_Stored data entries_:
* * * * * * * * *

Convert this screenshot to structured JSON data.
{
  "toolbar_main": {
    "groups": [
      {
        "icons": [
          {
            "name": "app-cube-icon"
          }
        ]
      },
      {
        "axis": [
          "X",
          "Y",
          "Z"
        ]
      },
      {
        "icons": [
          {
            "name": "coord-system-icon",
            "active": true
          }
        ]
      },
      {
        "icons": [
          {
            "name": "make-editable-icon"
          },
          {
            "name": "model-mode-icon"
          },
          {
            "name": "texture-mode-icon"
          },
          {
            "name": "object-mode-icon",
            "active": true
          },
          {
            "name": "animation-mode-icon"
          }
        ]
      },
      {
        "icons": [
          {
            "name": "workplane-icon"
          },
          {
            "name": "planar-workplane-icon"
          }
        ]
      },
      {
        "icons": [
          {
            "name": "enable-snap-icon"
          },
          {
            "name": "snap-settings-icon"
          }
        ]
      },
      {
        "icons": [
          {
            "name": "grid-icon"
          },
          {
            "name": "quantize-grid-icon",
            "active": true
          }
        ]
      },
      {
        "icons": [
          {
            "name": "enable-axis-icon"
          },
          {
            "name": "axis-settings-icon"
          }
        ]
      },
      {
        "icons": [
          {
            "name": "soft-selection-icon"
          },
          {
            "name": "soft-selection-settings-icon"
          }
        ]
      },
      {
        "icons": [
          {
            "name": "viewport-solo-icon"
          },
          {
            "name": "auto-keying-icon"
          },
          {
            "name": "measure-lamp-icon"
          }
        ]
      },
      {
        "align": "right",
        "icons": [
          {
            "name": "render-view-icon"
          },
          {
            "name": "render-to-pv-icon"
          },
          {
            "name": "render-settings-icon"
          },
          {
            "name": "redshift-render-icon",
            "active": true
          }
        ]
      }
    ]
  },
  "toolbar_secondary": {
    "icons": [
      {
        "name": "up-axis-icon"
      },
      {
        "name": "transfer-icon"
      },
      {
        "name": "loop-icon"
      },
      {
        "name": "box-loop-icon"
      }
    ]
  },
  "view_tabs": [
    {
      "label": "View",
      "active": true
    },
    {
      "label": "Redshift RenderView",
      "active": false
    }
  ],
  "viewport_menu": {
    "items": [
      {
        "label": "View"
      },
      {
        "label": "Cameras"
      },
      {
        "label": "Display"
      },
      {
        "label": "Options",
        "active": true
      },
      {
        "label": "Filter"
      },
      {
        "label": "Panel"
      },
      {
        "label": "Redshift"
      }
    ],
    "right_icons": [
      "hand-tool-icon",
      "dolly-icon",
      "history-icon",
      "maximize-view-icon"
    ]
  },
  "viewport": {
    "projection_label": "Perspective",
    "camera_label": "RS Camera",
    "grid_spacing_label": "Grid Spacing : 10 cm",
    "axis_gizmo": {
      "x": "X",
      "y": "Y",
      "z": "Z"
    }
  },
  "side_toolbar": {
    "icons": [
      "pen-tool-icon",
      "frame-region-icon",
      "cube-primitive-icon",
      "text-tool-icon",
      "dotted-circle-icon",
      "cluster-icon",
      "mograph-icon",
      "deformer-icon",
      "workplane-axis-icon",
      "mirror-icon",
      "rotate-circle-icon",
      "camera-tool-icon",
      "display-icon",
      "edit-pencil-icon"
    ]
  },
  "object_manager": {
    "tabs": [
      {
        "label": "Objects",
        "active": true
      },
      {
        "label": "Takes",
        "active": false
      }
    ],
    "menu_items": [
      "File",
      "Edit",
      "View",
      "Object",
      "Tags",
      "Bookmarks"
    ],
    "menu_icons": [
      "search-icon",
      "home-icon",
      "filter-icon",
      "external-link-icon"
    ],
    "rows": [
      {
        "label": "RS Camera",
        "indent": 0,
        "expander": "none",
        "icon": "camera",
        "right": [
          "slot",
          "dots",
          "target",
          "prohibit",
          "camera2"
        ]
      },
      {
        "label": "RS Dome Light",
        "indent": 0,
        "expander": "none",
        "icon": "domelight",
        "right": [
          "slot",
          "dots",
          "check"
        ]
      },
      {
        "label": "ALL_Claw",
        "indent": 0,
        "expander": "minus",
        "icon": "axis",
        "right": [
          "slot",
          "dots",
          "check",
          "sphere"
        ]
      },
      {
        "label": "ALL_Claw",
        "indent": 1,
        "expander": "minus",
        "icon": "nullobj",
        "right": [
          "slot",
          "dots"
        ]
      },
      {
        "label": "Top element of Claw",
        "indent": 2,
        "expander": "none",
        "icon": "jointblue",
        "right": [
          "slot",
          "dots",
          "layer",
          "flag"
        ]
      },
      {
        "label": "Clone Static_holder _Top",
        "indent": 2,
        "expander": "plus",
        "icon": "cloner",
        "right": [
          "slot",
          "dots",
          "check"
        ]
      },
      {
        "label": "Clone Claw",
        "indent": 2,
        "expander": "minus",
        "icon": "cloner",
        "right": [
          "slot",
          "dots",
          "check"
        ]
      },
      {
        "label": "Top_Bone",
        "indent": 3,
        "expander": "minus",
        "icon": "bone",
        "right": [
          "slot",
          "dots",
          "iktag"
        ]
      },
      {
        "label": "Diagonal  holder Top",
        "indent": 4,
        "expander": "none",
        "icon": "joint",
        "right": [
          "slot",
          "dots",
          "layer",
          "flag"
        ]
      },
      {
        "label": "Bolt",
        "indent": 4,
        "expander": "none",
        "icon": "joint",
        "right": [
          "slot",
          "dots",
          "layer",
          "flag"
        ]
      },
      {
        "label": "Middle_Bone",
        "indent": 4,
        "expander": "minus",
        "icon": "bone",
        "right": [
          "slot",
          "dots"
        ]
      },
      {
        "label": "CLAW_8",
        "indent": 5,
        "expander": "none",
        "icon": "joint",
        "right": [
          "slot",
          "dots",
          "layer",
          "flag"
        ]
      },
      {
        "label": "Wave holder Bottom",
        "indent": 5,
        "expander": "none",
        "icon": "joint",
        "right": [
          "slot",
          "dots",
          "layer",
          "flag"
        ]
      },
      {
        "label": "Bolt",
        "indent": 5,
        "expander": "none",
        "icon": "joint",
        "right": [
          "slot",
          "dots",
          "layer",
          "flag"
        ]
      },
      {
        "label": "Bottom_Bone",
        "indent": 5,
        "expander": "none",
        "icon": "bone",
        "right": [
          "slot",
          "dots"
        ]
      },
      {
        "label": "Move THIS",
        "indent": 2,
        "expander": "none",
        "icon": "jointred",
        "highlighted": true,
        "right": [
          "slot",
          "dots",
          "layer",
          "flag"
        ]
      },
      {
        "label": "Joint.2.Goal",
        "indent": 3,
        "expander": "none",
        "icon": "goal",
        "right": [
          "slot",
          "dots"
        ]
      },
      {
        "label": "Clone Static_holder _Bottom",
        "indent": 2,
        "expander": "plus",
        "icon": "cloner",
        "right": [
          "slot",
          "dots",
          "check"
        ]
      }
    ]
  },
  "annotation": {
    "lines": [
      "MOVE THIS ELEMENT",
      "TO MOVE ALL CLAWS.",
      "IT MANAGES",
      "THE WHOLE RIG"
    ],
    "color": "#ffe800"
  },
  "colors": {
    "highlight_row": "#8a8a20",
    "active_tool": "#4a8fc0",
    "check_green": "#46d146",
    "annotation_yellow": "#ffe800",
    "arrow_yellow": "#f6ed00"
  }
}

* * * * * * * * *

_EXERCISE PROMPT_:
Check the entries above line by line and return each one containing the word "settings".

_ANSWER FOR THE TASK_:
            "name": "snap-settings-icon"
            "name": "axis-settings-icon"
            "name": "soft-selection-settings-icon"
            "name": "render-settings-icon"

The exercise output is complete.